▸ Task prompt
The response should consist solely of the lines running from the line with "Transcribe this image's" to the end of the data, retyped exactly.

---- Dataset extract

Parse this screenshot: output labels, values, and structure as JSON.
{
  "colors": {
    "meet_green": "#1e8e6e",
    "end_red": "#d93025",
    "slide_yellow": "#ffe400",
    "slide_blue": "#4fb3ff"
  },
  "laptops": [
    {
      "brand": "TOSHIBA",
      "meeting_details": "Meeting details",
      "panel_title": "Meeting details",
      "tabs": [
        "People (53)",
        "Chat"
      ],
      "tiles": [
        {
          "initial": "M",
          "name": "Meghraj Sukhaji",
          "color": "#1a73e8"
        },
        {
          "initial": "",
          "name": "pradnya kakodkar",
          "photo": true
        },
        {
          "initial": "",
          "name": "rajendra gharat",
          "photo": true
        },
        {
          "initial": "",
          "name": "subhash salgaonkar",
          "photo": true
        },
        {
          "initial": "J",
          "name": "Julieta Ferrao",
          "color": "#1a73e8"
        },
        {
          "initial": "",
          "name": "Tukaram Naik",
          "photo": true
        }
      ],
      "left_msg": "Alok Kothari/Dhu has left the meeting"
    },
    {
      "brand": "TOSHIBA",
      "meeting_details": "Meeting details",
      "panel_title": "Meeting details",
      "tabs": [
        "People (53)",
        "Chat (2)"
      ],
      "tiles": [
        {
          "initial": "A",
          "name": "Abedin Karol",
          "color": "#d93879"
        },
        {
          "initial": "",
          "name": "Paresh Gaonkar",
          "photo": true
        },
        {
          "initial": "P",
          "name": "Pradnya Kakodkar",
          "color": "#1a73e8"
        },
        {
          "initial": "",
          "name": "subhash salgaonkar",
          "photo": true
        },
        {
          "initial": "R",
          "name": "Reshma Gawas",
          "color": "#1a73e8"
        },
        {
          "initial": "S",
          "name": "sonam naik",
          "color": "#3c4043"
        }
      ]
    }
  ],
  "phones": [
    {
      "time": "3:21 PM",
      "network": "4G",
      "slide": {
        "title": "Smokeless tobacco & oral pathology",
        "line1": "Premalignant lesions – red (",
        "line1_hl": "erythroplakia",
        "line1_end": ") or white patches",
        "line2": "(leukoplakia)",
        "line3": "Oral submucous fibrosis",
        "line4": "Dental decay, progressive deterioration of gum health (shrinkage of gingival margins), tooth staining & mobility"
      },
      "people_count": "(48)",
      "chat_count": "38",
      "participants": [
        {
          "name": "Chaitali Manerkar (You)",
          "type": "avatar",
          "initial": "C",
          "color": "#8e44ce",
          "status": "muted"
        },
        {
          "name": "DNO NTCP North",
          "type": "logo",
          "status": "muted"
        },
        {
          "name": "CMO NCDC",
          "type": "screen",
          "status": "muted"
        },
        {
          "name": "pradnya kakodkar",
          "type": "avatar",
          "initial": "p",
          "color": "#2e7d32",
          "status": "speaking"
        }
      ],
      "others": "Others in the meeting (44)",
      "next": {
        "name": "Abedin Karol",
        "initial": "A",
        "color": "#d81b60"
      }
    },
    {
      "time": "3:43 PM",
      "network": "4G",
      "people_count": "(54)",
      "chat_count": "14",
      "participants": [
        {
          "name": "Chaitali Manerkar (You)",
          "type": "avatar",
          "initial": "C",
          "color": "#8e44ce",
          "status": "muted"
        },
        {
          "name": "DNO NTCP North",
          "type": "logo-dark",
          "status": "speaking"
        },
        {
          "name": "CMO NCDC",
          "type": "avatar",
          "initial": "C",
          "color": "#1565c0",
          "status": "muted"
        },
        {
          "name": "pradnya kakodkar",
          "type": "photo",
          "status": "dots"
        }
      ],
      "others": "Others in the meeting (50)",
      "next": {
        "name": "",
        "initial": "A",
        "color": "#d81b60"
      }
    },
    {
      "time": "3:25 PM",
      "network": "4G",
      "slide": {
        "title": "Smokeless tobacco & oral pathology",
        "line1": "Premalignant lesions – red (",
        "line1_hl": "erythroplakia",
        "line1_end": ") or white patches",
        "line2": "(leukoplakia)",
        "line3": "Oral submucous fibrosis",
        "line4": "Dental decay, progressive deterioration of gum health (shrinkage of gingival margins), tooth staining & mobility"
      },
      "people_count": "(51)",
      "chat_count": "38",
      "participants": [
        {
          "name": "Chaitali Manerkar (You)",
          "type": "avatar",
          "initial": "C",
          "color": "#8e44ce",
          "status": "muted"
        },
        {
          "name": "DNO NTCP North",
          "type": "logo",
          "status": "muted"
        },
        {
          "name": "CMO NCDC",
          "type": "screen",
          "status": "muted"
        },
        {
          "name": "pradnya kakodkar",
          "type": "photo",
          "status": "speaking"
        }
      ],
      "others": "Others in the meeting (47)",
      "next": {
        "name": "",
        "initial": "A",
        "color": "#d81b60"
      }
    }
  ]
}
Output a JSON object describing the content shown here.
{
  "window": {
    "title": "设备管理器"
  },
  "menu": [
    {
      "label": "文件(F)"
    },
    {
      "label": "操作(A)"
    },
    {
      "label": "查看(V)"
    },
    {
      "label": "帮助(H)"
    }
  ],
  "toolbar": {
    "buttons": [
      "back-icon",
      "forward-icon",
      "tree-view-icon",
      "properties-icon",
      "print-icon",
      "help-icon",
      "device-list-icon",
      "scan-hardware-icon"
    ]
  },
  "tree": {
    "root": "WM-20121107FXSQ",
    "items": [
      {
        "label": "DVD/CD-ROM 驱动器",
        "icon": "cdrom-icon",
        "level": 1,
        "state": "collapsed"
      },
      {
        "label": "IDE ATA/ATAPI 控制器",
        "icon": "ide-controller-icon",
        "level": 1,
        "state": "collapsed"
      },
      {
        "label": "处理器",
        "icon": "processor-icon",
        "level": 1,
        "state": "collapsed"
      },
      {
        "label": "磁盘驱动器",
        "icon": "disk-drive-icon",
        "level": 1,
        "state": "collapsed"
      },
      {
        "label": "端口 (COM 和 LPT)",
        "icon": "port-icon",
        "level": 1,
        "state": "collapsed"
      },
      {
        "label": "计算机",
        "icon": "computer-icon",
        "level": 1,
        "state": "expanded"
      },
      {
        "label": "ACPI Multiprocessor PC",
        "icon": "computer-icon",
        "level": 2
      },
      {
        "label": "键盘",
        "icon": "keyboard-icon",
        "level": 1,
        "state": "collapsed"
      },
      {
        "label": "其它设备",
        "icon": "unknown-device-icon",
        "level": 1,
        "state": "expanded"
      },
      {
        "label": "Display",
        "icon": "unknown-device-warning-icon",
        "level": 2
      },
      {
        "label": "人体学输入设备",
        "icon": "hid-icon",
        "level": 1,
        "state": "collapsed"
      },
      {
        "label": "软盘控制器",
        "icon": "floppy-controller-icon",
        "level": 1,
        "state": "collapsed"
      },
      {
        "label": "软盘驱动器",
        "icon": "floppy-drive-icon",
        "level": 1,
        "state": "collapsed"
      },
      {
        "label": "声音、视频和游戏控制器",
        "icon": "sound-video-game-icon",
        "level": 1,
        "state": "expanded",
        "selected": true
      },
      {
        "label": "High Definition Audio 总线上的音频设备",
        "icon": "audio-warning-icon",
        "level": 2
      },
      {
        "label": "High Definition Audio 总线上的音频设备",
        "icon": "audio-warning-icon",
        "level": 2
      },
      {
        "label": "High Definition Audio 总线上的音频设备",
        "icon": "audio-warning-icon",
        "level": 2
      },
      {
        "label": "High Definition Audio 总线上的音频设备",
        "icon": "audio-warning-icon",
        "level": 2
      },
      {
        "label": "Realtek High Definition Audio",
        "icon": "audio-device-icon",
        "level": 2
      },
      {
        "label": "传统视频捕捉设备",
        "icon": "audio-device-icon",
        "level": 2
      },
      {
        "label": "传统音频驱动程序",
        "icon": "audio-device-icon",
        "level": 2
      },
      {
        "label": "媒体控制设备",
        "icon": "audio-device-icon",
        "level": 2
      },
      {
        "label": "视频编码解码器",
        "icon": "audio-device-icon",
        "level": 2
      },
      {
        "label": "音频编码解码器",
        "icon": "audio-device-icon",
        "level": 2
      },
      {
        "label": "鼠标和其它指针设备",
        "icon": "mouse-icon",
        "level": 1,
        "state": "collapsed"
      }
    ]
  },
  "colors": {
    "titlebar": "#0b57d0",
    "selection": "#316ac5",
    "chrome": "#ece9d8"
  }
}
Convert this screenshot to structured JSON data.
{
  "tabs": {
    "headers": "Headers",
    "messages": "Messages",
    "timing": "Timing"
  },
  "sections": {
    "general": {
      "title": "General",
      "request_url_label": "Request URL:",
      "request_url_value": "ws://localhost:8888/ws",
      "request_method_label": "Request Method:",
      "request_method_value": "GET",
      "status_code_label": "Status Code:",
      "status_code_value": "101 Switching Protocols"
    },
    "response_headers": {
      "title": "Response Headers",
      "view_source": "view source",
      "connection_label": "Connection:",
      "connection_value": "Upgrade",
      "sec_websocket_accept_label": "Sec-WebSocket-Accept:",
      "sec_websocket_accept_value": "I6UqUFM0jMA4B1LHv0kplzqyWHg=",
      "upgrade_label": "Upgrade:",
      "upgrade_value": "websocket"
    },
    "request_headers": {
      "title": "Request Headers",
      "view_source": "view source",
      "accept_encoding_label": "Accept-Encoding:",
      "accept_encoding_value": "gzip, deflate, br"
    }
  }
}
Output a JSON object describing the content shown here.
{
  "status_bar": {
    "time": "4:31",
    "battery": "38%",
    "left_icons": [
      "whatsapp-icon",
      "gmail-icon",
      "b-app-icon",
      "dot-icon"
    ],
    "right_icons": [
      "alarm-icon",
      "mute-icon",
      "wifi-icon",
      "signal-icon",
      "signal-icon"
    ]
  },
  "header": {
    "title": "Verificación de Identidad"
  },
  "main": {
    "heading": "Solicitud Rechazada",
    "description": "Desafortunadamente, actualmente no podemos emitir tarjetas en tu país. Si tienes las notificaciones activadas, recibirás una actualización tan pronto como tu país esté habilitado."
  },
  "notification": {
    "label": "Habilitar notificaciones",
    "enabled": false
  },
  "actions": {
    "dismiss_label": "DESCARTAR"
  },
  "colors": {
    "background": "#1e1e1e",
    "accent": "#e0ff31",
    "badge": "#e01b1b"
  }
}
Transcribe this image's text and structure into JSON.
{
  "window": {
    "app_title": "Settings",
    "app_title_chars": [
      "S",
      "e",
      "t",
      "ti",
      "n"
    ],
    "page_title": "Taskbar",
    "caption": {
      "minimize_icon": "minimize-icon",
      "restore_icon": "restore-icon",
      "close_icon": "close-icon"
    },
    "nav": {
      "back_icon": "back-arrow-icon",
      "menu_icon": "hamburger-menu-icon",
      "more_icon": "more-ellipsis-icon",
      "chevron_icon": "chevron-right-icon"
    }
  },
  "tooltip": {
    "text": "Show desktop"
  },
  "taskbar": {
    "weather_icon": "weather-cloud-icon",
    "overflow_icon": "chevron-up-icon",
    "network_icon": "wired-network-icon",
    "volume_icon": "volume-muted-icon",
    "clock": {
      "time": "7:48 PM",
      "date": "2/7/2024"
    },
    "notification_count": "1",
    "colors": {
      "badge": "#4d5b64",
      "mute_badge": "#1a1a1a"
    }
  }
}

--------

▸ Solution for this problem
Transcribe this image's text and structure into JSON.
{
  "window": {
    "app_title": "Settings",
    "app_title_chars": [
      "S",
      "e",
      "t",
      "ti",
      "n"
    ],
    "page_title": "Taskbar",
    "caption": {
      "minimize_icon": "minimize-icon",
      "restore_icon": "restore-icon",
      "close_icon": "close-icon"
    },
    "nav": {
      "back_icon": "back-arrow-icon",
      "menu_icon": "hamburger-menu-icon",
      "more_icon": "more-ellipsis-icon",
      "chevron_icon": "chevron-right-icon"
    }
  },
  "tooltip": {
    "text": "Show desktop"
  },
  "taskbar": {
    "weather_icon": "weather-cloud-icon",
    "overflow_icon": "chevron-up-icon",
    "network_icon": "wired-network-icon",
    "volume_icon": "volume-muted-icon",
    "clock": {
      "time": "7:48 PM",
      "date": "2/7/2024"
    },
    "notification_count": "1",
    "colors": {
      "badge": "#4d5b64",
      "mute_badge": "#1a1a1a"
    }
  }
}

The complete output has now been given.